  1. "Watkins M. Abbitt". NNDB. Retrieved November 4, 2012.
  2. "ABBITT, Watkins Moorman, (1908 - 1998)". Biographical Directory of the United States Congress. Retrieved November 4, 2012.
  3. "Rep. Watkins Abbitt". govtrack.us. Retrieved November 4, 2012.
  4. https://www.nytimes.com/1998/07/15/us/w-m-abbitt-90-lawmaker-who-advocated-segregation.html
  5. John T. Whelen, Virginia's Post World War II Paths to Congress," University of Virginia Newsletter February 1992 at p. 7, available at http://www.coopercenter.org/sites/default/files/autoVANLPubs/Virginia%20News%20Letter%201992%20Vol.%2068%20No.%202.pdf
  6. NY Times Obituary
  7. "Watkins Moorman Abbitt". Find A Grave. Retrieved November 4, 2012.
  8. "Abbitt, Abbitt, Watkins Moorman, Jr. (b. 1944)". The Political Graveyardaccessdate= November 4, 2012.
  9. "Abbitt, Watkins Moorman, Jr. (b. 1944)". The Political Graveyardaccessdate= November 4, 2012.


U.S. House of Representatives
Preceded by
Patrick H. Drewry
Member of the  U.S. House of Representatives

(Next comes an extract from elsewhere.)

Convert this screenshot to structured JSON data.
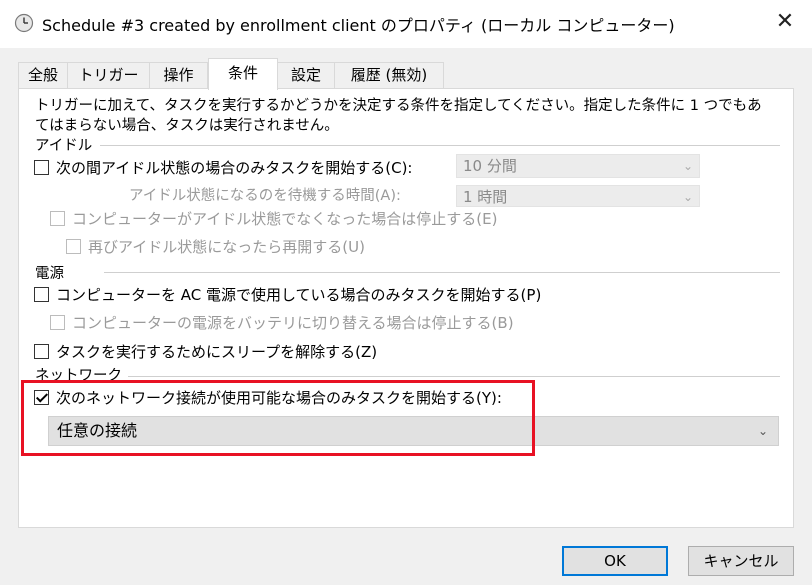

from Virginia's 4th congressional district

1948–1973
Succeeded by
Robert Daniel